Memento Park

Budapest, Hungary

Memento Park is an open-air museum in Budapest, dedicated to monumental statues from Hungary's Communist period (1949–1989). There are statues of Lenin, Marx, and Engels, as well as several Hungarian Communist leaders. The park was designed by Hungarian architect Ákos Eleőd, who won the competition announced by the Budapest General Assembly in 1991.

Memento Park is divided into two sections: Statue Park, officially named “A Sentence About Tyranny” Park after a poem of the same name by Gyula Ilyés, and Witness Square (also called 'Neverwas Square'). Statue Park houses 42 of the statues that were removed from Budapest after the fall of communism. Witness Square holds a replica of Stalin's Boots which became a symbol of the Hungarian Revolution of 1956 after the statue of Stalin was pulled down from its pedestal in 1956.



Your name


Founded: 1991
Category: Museums in Hungary


3.9/5 (based on Google user reviews)

User Reviews

Beth Gabor (3 years ago)
Fascinating & important place. I love that Stalin's boots recreation are outside the gates and free for all to see.
Balazs Vincze (3 years ago)
Overall liked it. But this place could attract foreign tourists, with more signs placed in English. Perhaps subtitle the cinema in English. And I know this is just me, but a T34 placed somewhere would attract many more children. However I know the parks resources are limited.
Marc Codreanu (3 years ago)
Interesting to see and learn the history of Communism in Hungary.
Kamil Brzakala (3 years ago)
A great idea. The park it self is quite small it's only around 20 sculptures but some of them like Stalin's shoes are quite impressive. There's also an informative exhibition in a tent outside.
Michael Monaco (3 years ago)
A very interesting and culturally enlightening experience. I visited with my wife and her family and we had a great time. It’s a bit of a trip out of the city which we really liked. Great atmosphere and when we visited it was a bit drizzly which gave it a very USSR feel.
Powered by Google

Featured Historic Landmarks, Sites & Buildings

Historic Site of the week

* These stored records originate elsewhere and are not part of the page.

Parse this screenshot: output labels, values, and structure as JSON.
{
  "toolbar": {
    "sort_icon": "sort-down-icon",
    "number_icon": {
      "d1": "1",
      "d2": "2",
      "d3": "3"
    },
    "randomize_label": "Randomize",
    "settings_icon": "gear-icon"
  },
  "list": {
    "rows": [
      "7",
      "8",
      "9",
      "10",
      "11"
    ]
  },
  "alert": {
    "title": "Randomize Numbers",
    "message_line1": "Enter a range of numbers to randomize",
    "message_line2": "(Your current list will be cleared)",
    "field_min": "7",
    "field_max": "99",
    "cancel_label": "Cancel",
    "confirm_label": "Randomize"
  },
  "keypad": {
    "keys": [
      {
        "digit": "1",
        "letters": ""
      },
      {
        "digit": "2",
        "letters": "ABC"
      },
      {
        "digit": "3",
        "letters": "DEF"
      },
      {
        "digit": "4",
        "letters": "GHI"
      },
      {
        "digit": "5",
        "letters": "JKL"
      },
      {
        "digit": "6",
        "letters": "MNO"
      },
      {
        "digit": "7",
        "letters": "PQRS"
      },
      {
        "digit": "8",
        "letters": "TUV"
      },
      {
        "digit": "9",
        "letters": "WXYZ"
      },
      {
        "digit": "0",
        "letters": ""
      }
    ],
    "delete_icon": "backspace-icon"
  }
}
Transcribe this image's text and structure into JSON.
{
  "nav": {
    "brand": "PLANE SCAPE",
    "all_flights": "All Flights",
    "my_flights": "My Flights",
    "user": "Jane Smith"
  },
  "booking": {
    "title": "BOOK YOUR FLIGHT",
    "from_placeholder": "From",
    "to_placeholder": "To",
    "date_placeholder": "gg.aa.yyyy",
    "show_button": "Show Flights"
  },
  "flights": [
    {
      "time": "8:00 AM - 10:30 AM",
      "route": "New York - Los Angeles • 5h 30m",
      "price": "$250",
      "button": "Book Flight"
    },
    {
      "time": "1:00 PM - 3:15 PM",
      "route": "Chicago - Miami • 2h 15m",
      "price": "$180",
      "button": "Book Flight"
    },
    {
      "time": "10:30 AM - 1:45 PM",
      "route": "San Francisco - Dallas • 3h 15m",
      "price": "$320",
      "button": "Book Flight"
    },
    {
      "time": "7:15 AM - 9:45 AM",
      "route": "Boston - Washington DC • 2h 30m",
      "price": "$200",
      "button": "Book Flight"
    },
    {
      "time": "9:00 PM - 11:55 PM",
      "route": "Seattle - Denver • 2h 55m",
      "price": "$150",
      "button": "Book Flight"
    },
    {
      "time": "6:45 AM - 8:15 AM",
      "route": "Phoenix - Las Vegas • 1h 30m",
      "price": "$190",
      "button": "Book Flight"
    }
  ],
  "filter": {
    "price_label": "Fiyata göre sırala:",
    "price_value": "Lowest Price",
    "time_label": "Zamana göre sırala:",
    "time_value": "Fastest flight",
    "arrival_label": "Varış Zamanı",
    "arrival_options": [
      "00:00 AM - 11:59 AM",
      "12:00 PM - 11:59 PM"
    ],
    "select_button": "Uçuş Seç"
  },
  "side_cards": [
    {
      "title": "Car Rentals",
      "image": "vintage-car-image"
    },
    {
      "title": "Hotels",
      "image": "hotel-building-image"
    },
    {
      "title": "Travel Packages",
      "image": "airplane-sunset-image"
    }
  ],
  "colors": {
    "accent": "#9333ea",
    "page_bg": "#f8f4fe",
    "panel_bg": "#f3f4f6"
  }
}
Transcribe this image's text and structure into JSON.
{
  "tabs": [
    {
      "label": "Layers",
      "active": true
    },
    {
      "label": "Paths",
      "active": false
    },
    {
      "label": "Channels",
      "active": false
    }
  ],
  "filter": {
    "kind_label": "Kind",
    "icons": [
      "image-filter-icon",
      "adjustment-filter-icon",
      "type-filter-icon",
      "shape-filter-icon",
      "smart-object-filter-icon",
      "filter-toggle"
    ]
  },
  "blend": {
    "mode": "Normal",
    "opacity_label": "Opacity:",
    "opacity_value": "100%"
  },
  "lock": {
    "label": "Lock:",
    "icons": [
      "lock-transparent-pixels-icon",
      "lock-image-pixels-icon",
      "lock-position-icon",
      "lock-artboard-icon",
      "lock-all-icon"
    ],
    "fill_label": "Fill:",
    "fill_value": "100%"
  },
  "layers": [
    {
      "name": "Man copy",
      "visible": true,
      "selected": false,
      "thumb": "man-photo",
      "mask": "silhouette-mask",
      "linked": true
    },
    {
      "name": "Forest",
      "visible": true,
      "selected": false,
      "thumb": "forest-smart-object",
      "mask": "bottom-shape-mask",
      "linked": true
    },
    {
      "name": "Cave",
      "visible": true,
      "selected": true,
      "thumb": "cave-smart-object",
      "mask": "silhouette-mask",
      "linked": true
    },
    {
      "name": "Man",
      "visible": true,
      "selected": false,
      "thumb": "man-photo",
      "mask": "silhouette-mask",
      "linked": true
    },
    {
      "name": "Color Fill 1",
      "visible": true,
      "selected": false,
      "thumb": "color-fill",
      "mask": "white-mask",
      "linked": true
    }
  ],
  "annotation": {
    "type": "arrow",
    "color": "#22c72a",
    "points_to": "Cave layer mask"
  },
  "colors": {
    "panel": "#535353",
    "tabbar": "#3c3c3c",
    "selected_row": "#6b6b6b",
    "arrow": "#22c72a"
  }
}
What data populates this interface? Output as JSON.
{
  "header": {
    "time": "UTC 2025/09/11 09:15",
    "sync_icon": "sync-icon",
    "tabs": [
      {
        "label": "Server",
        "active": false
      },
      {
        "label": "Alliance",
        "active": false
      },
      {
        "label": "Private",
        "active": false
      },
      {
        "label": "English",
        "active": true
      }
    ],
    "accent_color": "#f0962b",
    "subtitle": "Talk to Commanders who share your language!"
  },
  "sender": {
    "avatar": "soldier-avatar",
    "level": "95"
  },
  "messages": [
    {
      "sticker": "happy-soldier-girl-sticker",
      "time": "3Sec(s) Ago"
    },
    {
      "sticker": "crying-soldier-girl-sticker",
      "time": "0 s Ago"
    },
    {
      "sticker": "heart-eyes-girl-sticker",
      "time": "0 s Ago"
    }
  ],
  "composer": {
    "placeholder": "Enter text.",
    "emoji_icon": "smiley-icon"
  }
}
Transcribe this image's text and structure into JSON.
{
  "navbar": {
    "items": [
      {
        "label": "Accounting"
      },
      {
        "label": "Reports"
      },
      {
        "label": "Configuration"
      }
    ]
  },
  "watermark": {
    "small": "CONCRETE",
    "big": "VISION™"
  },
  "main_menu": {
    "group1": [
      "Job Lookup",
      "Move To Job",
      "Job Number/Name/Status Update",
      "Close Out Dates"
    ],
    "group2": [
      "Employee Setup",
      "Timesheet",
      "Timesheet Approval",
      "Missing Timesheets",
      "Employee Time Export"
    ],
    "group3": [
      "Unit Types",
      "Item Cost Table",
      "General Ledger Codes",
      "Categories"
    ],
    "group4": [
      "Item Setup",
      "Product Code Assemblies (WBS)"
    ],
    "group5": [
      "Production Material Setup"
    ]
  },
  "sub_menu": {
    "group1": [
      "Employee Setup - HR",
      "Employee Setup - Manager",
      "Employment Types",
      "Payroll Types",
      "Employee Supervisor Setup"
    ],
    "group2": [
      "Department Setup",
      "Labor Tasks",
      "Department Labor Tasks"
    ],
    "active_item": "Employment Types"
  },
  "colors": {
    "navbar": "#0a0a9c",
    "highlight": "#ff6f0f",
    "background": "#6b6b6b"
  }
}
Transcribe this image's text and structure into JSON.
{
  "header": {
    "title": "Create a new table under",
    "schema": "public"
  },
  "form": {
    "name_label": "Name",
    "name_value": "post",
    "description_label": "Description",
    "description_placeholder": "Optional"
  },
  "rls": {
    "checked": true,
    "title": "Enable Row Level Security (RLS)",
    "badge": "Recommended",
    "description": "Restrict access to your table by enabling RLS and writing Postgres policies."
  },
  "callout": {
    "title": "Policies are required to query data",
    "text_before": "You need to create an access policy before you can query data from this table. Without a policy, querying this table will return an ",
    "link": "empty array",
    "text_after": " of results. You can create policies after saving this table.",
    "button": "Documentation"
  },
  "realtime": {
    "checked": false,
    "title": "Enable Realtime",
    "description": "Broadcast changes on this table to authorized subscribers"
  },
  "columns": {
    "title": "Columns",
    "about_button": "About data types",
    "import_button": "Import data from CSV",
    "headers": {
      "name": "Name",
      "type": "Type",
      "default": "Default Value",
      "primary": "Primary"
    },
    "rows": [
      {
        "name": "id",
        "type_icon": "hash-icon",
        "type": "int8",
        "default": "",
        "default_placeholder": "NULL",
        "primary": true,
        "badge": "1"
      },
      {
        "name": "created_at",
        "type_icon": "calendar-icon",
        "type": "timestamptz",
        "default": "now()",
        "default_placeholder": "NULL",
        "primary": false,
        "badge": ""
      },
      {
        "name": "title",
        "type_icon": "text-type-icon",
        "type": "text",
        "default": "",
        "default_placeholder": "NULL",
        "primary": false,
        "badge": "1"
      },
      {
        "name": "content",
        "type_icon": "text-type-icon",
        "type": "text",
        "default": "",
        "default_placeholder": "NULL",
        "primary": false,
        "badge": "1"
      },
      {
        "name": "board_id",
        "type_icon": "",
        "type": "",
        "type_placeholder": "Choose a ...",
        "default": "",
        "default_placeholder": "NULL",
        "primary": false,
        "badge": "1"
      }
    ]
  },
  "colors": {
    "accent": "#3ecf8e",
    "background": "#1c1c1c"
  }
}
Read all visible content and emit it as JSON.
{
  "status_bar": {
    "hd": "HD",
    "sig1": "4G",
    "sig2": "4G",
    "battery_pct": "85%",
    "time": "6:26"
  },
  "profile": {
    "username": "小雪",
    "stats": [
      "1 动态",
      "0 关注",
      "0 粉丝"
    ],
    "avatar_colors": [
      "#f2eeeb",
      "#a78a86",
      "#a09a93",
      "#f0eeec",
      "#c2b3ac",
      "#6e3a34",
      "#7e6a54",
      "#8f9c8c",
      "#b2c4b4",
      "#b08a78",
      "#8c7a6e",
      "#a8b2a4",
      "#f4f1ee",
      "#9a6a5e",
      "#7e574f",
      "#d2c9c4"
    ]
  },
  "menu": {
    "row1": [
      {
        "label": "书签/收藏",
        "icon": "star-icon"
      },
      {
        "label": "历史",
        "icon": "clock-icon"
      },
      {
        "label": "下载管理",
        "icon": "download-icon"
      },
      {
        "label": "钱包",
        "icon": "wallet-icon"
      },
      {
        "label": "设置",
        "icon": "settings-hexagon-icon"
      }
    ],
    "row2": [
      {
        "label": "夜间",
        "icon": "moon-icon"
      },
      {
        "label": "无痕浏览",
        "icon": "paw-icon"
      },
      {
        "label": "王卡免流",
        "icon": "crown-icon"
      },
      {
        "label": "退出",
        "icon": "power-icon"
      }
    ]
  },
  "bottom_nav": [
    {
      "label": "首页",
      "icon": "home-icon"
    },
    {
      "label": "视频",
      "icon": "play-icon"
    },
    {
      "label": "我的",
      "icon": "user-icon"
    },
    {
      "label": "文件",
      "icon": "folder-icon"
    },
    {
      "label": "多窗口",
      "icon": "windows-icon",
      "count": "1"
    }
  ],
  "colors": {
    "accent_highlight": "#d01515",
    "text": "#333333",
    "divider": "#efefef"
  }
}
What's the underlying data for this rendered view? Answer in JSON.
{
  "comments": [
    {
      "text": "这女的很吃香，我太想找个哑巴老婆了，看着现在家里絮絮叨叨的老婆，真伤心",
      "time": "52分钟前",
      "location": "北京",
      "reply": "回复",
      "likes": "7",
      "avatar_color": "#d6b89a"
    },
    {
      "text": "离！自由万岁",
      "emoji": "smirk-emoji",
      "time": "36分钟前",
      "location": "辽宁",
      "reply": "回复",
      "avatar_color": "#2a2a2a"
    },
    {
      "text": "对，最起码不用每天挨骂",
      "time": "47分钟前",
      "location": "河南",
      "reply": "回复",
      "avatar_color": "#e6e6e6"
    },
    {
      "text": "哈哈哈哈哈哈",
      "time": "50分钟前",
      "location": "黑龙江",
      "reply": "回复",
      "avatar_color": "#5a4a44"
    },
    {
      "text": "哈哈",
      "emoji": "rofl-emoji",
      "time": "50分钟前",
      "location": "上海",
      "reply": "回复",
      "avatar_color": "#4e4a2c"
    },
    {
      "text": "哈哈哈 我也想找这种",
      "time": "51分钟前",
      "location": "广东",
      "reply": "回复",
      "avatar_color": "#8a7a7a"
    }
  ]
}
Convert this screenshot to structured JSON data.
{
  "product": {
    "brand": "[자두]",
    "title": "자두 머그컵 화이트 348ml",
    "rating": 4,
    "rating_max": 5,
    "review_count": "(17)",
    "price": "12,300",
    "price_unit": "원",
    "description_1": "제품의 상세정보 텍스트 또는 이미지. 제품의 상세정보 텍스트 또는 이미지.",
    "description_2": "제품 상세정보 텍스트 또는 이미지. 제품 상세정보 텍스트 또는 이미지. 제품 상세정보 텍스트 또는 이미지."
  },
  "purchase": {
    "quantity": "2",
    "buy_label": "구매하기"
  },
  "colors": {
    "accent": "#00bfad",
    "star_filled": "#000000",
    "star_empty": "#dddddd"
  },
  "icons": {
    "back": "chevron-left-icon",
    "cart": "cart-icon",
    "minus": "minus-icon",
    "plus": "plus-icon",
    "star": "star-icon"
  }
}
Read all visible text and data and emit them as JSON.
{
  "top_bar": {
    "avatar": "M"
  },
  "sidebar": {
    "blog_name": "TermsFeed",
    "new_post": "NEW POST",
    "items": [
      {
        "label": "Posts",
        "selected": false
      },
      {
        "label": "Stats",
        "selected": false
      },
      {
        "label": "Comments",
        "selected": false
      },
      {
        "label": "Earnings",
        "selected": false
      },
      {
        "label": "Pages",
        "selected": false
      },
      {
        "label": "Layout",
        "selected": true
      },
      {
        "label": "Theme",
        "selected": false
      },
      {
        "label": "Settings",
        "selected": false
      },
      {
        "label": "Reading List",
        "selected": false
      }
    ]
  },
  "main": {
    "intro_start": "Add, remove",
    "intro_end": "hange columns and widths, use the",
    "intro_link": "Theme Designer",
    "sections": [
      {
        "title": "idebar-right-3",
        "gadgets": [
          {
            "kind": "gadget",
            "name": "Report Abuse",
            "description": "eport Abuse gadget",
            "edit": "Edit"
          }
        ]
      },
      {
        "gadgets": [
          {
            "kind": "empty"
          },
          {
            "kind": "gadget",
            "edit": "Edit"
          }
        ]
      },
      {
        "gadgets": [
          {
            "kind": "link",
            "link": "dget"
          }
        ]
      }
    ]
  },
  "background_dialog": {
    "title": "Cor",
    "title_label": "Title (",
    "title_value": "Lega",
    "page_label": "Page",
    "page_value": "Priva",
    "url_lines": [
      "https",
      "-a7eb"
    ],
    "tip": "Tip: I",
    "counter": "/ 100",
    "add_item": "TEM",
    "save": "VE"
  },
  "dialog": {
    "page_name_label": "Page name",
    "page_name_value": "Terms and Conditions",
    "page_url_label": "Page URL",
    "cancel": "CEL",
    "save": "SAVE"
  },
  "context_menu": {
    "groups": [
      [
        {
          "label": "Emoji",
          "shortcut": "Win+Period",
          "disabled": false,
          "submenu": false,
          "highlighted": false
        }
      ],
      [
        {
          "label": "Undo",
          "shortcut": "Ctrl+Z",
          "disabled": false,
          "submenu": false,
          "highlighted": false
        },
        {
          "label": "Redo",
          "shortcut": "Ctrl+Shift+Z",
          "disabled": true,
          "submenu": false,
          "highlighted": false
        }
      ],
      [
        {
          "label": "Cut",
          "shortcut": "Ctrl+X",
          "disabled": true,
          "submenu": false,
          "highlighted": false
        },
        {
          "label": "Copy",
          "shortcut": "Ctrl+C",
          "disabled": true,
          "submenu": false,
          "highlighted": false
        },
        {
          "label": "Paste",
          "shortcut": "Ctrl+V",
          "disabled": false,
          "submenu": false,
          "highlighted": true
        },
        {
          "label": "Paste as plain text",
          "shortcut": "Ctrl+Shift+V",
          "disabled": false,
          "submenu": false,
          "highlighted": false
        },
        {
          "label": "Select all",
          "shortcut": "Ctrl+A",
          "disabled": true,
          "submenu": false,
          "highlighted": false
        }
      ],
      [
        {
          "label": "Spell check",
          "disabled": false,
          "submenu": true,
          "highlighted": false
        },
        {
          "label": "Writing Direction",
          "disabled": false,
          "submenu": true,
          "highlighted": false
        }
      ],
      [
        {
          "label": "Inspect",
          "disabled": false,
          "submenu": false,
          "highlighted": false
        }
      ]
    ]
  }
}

Goryokaku Fortress

Goryōkaku (五稜郭) (literally, 'five-point fort') is a star fort in the Japanese city of Hakodate on the island of Hokkaido. The fortress was completed in 1866. It was the main fortress of the short-lived Republic of Ezo.

Goryōkaku was designed in 1855 by Takeda Ayasaburō and Jules Brunet. Their plans was based on the work of the French architect Vauban. The fortress was completed in 1866, two years before the collapse of the Tokugawa Shogunate. It is shaped like a five-pointed star. This allowed for greater numbers of gun emplacements on its walls than a traditional Japanese fortress, and reduced the number of blind spots where a cannon could not fire.

The fort was built by the Tokugawa shogunate to protect the Tsugaru Strait against a possible invasion by the Meiji government.

Goryōkaku is famous as the site of the last battle of the Boshin War.